In December of 2018, documents were filed with the NHTSA, which were recently released this past week. The report stated that the ABS hydraulic control unit in the Murano could interact with the brake fluid, which contains corrosion-prevention additives. This could cause a reaction to occur within the braking system, and the hydraulic control valves might not close properly as a result.
Which Models Are Affected?
Primarily, the 2009 Murano is the only model affected by the issue, but that includes over 86,000 vehicles. If the valves do not close because of a reaction with the brake fluid, the driver could experience pedal travel that is longer than average. Primarily, the preventative zinc coating added to the unit could react with brake fluid and create a jellied substance. While not necessarily problematic at first, the gel could harden over time and cause the springs to close the valve and keep it in the closed position to prevent it from opening. Therefore, it could take the driver longer to brake and come to a complete stop.
If the driver is unaware of the issue, it could cause them to crash into another vehicle because they did not give themselves enough time to stop completely.

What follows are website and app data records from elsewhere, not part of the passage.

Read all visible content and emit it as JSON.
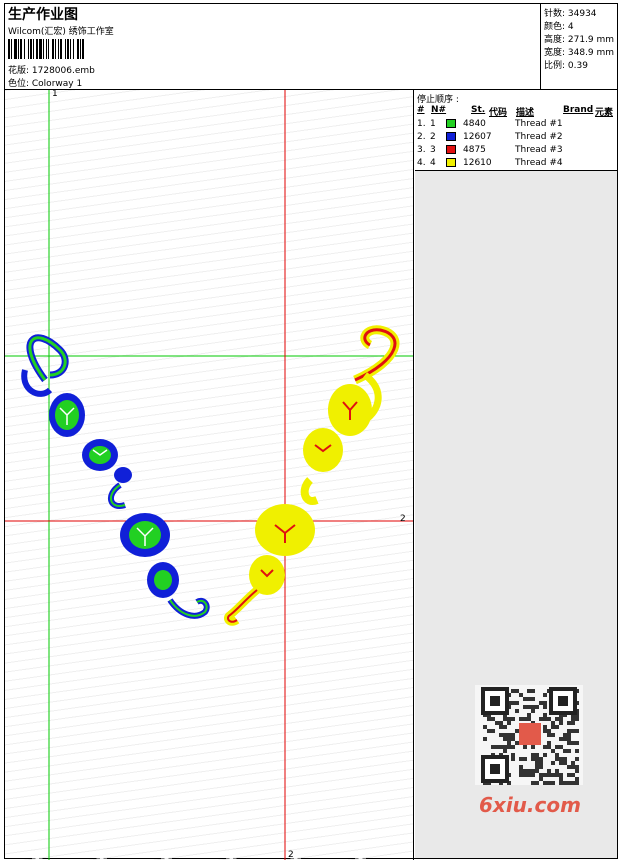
{
  "header": {
    "title": "生产作业图",
    "designer": "Wilcom(汇宏) 绣饰工作室",
    "design_file": "花版:  1728006.emb",
    "colorway": "色位:  Colorway 1"
  },
  "stats": {
    "stitches": "针数: 34934",
    "colors": "颜色: 4",
    "height": "高度: 271.9 mm",
    "width": "宽度: 348.9 mm",
    "scale": "比例: 0.39"
  },
  "stop_sequence": {
    "title": "停止顺序 :",
    "columns": {
      "hash": "#",
      "n": "N#",
      "st": "St.",
      "code": "代码",
      "desc": "描述",
      "brand": "Brand",
      "element": "元素"
    },
    "rows": [
      {
        "idx": "1.",
        "n": "1",
        "color": "#22d022",
        "code": "4840",
        "desc": "Thread #1"
      },
      {
        "idx": "2.",
        "n": "2",
        "color": "#1020d8",
        "code": "12607",
        "desc": "Thread #2"
      },
      {
        "idx": "3.",
        "n": "3",
        "color": "#e01010",
        "code": "4875",
        "desc": "Thread #3"
      },
      {
        "idx": "4.",
        "n": "4",
        "color": "#f0f000",
        "code": "12610",
        "desc": "Thread #4"
      }
    ]
  },
  "axes": {
    "green_top": "1",
    "red_right": "2",
    "red_bottom": "2"
  },
  "colors": {
    "green_line": "#00c800",
    "red_line": "#e00000"
  },
  "watermark": "6xiu.com"
}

When Nissan filed the documents, it said that the issue is only likely to occur when the ABS is engaged during normal driving.
What Can Be Done?
The remedy to the situation is to have a Nissan dealer flush the braking system using a DOT 4 brake fluid. Afterward, the hydraulic control unit must be tested to determine if the valves are sticking. If they do stick, the unit can be replaced without charge. Nissan started the process of notifying owners on Feb. 4.